Date and Place: Thursdays and hybrid (live in 32-349/online via Zoom). For detailed dates see below!
In the Scientific Computing Seminar we host talks of guests and members of the SciComp team as well as students of mathematics, computer science and engineering. Everybody interested in the topics is welcome.
List of Talks
SC Seminar: Dr. Bernhard Eisfeld
11:30SC Seminar Room 32-349
Dr.-Ing. Bernhard Eisfeld, DLR Braunschweig, Institut für Aerodynamik und Strömungstechnik, C²A²S²E Center for Computer Applications in AeroSpace Science and Engineering
Reynolds-Stress Modelling – Concepts, Advances and Challenges
The Reynolds-Averaged Navier-Stokes (RANS) equations are still the backbone of numerical flow simulations in industrial applications. Hence, a turbulence model is required for closure, which decides about the accuracy of the predictions.

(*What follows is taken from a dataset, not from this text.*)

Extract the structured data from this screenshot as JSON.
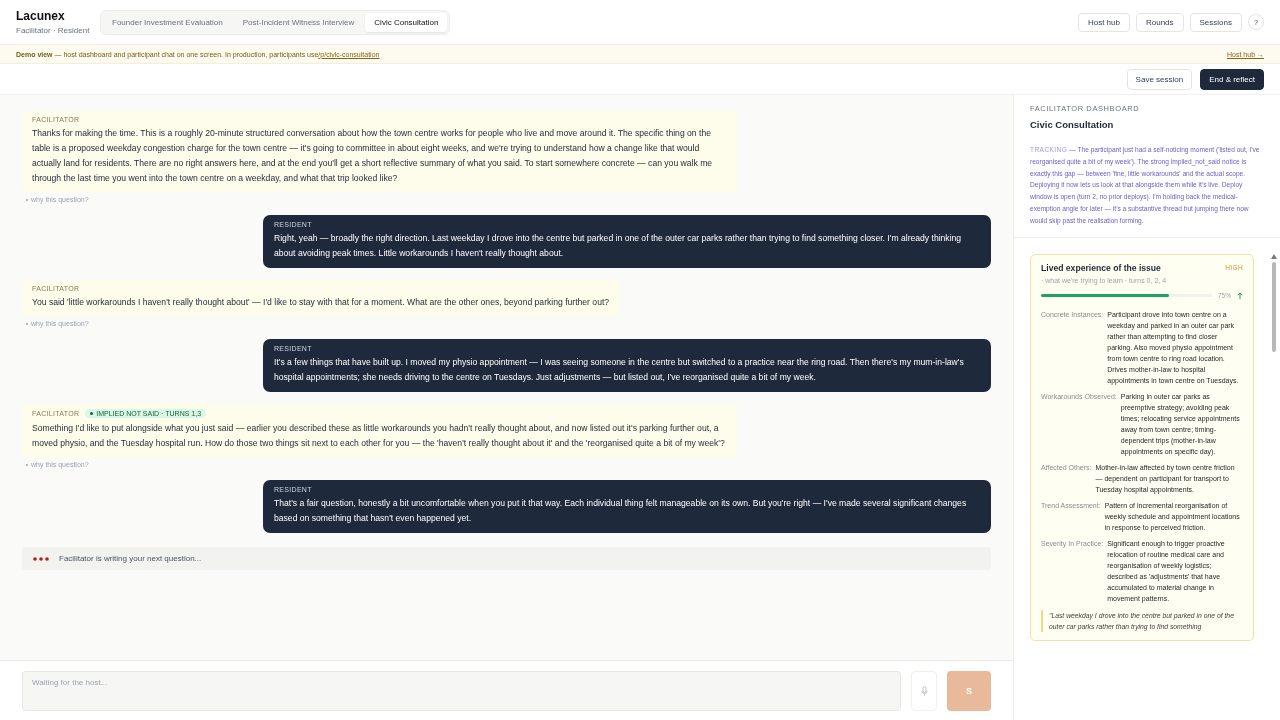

Many models are based on the assumption of a flow dependent eddy viscosity added to the molecular viscosity of the fluid. While agreeing with the observation of enhanced momentum transfer due to turbulent fluctuations, this is a significant simplification of the physics of turbulent flow, limiting the predictive accuracy in complex flow situations.
Improvement is expected by Reynolds-stress modelling based on the transport equation for the individual components of the Reynolds-stress tensor and for an additional length-scale providing variable. In this case, the modelling is restricted to the different terms of the Reynolds-stress transport equation and the length-scale equation that is usually taken over from corresponding eddy-viscosity models and considered the weakest link of the approach.
The presentation will introduce the Reynolds-stress transport equation, explain the physical significance of its terms and outline the corresponding modelling approaches.
Recent advances have been achieved by developing a length-scale correction. The underlying idea will be presented and its improvement on the prediction of separated flows will be demonstrated.
Turbulence modelling is challenged by the variety of flow phenomena that need to be treated. This will be underlined by a theoretical analysis of self-similar free-shear flows, predicting a layer of constant Reynolds-stress anisotropy. Experimental data confirm its existence, revealing differences in the turbulence structure between different flows. Hence, a self-adaptive modelling strategy is required, applying tailored models to automatically identified regions of the flow field. An example will be given, demonstrating the potential of such tailored modelling.